──────── DATA SHOWN

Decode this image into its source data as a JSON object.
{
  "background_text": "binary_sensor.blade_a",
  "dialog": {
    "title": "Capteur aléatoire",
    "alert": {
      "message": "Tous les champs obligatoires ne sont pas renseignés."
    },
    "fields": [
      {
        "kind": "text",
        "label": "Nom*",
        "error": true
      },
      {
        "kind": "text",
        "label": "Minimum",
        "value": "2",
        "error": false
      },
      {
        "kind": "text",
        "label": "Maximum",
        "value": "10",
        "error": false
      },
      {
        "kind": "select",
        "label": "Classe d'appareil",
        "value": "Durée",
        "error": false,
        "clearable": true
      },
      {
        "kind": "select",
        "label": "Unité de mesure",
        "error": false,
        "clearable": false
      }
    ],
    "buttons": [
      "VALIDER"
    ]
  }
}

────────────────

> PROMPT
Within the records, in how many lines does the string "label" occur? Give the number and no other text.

> TASK RESULT
5